The pandemic shook the world, changing the entirety of the way we work and live. The impact has reverberated across all nations and industries without prejudice. It has radically changed the cleaning industry too.
It has transformed expectations within the cleaning and hygiene industry, radically amending the necessities within it. From recruiting to the way services are planned and delivered so much has changed.
The provision of their cleaning services has never been more essential. Companies have been forced to adapt to survive. In this article we will highlight the key ways in which the industry has changed, potentially forever.
Staff Shortages & More Effective Management
The cleaning and hygiene industry has been hit severely by staffing shortages. Covid added to two already huge stressors; Brexit and changes to immigration policy. The level of open roles is unprecedented with cleaning companies finding it almost impossible to fill open roles.
The recruitment of cleaning and hygiene staff has historically never been so challenging. The industry is highly reliant on foreign nationals. Covid caused an exodus of this foreign talent who either returned home during the pandemic or transferred to other industries such as driving HGVs.
The allure of higher wages in other industries and more flexible roles for these staff is partly to blame. The problem is exacerbated by the UK’s change in immigration policy. Cleaning staff are no longer considered skilled workers. This makes it harder for UK cleaning companies to hire overseas workers for the roles.
The industry may need to pay more and offer more flexible work. Otherwise , it seems cleaning companies will have to continue to operate as is and manage their staff they have more effectively.
A Renewed Respect for Hygiene Standards & Cleaners
Before Covid cleaning was not exactly considered the height of cool. The industry did not necessarily get the respect it deserved. Covid has fundamentally shifted the landscape and there are now formal cleaning rules in place, more so than ever. There is a heightened value to cleaners and the industry as a whole. Maybe not quite on a par with out NHS heroes but cleaners keeping our spaces clean are now vital to our health and safety.
It’s not just perspective on cleaners and the industry itself that’s changed. The way we clean has changed too. Cleaning now means sanitisation of premises. Corporations have a real duty of care to their employees.
It’s now essential for these companies to ensure their offices are free of germs and contaminants. The health and long term productivity of their staff are now interrelated with an immaculate and well disinfected corporate premises. It means demands have changed too. The level of service, detail and care as well as the frequency of cleaning has irreversibly changed.
More Diverse Nature of Cleaning Companies

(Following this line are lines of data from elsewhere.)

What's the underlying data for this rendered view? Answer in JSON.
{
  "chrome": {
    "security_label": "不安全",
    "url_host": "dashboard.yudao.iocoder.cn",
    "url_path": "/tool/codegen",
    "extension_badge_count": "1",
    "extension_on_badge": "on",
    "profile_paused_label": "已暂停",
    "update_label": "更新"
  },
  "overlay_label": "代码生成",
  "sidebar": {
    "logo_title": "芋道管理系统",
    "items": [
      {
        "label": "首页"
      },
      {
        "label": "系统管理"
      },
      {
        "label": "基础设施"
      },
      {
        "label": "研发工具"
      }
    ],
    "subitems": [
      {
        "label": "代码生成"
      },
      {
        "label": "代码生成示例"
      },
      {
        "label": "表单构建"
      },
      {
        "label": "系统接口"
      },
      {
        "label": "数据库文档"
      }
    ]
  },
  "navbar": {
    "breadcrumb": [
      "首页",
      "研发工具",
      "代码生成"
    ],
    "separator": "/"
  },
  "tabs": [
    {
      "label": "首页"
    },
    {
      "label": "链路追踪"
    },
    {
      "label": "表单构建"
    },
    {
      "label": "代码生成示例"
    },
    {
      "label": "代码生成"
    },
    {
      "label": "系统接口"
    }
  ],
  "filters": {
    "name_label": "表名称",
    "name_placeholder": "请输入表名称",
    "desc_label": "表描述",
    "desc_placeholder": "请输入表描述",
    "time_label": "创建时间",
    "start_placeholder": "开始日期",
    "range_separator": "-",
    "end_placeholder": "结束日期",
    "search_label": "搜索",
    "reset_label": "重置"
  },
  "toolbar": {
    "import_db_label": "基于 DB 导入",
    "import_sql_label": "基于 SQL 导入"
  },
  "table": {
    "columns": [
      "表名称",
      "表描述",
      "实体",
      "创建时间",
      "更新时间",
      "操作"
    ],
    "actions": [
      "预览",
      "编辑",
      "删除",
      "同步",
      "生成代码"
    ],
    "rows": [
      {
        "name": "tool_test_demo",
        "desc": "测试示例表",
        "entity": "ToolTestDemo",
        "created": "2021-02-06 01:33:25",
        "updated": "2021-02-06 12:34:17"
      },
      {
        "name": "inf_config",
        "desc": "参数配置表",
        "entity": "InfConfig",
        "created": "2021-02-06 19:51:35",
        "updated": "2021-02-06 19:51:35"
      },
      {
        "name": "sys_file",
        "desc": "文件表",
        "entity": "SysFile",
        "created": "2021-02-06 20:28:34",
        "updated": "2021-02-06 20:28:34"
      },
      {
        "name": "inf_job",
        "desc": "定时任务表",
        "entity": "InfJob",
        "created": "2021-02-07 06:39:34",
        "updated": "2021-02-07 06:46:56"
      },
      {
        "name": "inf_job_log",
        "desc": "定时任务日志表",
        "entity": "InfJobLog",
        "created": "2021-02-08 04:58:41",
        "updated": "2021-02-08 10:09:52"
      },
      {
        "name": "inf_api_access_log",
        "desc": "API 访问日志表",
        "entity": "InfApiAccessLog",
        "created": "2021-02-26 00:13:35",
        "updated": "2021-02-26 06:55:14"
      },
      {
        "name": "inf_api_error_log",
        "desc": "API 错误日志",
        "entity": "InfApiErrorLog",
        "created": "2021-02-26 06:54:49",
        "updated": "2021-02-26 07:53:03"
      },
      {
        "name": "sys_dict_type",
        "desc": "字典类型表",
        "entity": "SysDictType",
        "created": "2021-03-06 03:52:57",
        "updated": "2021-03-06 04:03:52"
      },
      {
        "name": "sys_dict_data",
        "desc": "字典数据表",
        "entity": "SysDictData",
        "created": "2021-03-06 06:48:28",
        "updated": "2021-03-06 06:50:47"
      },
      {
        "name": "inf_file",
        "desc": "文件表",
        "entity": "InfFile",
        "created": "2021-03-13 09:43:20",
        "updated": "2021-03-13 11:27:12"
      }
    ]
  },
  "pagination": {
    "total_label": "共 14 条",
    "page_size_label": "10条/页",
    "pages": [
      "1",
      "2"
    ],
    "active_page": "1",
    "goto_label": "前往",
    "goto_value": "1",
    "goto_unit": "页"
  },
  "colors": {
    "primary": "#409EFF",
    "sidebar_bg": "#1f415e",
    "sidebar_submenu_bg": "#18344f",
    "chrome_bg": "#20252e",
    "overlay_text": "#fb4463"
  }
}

Cleaning companies in London and all over the UK have had to rapidly adapt to thrive in the wake of the pandemic, especially with cleaning public areas and hospitals. The nature of the game has changed. The types of services required have multiplied and the range of clientele have skyrocketed.

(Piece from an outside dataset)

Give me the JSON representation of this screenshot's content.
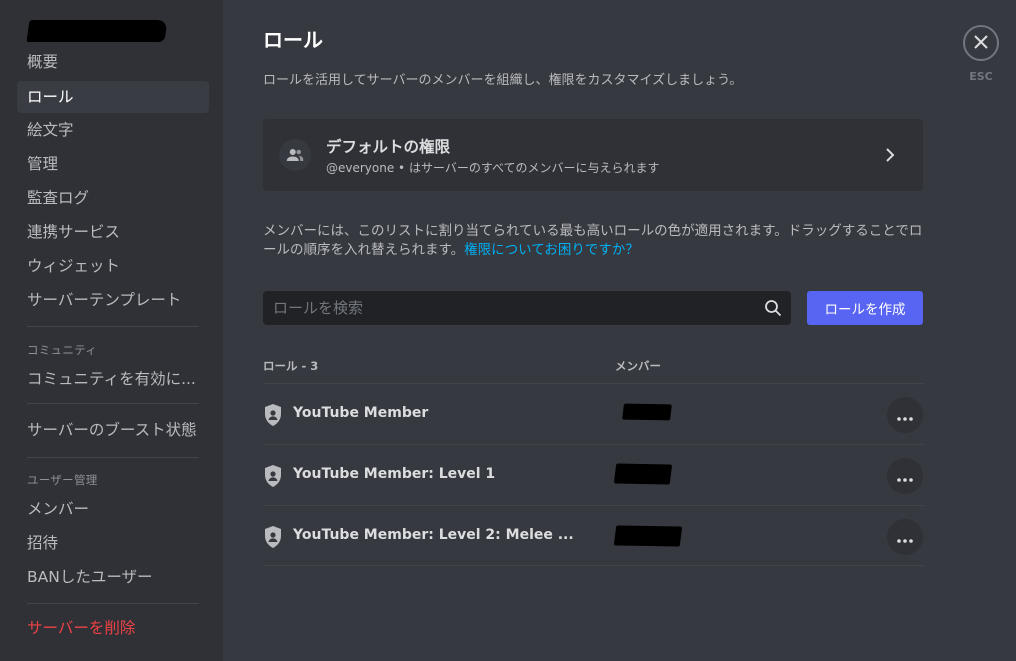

Commercial cleaners servicing the most frequented and public facing clients have had to change most. The change was twofold. When the pandemic began companies servicing this sector lost almost all their business.

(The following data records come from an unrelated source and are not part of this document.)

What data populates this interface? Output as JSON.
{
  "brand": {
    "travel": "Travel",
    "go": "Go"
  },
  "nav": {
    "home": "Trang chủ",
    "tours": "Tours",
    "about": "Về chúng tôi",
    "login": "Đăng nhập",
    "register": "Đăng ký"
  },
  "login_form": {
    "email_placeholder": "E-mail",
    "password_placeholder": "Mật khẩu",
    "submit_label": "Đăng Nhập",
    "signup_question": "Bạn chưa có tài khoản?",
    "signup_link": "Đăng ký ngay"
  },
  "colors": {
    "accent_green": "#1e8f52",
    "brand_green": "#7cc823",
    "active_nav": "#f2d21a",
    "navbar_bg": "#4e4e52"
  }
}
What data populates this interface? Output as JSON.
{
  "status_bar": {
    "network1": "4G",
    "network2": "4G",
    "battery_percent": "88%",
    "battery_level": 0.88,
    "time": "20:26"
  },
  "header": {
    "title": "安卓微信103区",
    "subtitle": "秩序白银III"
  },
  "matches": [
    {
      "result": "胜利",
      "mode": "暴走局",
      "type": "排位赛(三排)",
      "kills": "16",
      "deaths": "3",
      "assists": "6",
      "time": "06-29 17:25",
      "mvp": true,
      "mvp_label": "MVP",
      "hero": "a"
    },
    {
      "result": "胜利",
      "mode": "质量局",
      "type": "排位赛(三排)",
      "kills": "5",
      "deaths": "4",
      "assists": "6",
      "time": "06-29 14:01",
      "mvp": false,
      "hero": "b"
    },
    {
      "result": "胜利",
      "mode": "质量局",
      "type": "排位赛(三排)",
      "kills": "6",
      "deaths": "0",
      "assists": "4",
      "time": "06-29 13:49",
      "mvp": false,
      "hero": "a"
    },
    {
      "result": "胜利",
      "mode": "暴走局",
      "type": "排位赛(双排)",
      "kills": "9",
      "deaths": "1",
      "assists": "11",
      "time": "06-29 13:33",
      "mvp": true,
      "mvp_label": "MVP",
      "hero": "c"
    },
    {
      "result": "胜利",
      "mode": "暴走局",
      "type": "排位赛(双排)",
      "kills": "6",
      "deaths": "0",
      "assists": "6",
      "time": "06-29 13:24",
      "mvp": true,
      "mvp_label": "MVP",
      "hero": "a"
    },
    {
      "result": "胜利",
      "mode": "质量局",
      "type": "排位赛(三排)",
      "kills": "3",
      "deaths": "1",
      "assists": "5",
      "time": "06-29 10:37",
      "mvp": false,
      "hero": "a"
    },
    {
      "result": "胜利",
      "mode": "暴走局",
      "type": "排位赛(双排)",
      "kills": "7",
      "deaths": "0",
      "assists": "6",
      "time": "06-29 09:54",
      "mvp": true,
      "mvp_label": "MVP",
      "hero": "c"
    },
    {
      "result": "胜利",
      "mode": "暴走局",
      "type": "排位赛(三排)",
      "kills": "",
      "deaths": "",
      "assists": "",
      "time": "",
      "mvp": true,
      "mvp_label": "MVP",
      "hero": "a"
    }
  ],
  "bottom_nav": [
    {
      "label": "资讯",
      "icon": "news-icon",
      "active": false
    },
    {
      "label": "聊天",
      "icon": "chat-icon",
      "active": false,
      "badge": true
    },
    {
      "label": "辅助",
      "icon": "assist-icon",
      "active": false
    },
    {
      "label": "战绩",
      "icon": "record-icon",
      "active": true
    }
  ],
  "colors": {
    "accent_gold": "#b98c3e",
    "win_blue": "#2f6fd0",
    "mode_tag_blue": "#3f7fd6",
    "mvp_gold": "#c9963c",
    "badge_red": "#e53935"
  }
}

This meant they had to pivot quickly and find alternate clients in other industries. The construction industry for example remained open so many of these companies sought after industrial clients, offering after builders cleans.
Once retails shops returned, these same companies had to adapt to heightened standards of sanitation. Cleanliness was no longer just a matter of nice to have, it was imperative to the survival of the business they were cleaning for.
Innovation became essential. Those who were most successful found new and better ways to clean. Think industrial sanitation guns, disinfecting every inch of premises in mere minutes.
The industry has arguably changed for the better and this is now the new normal. However, deep structural issues remain. It may even require government intervention to bring back equilibrium to hiring shortages.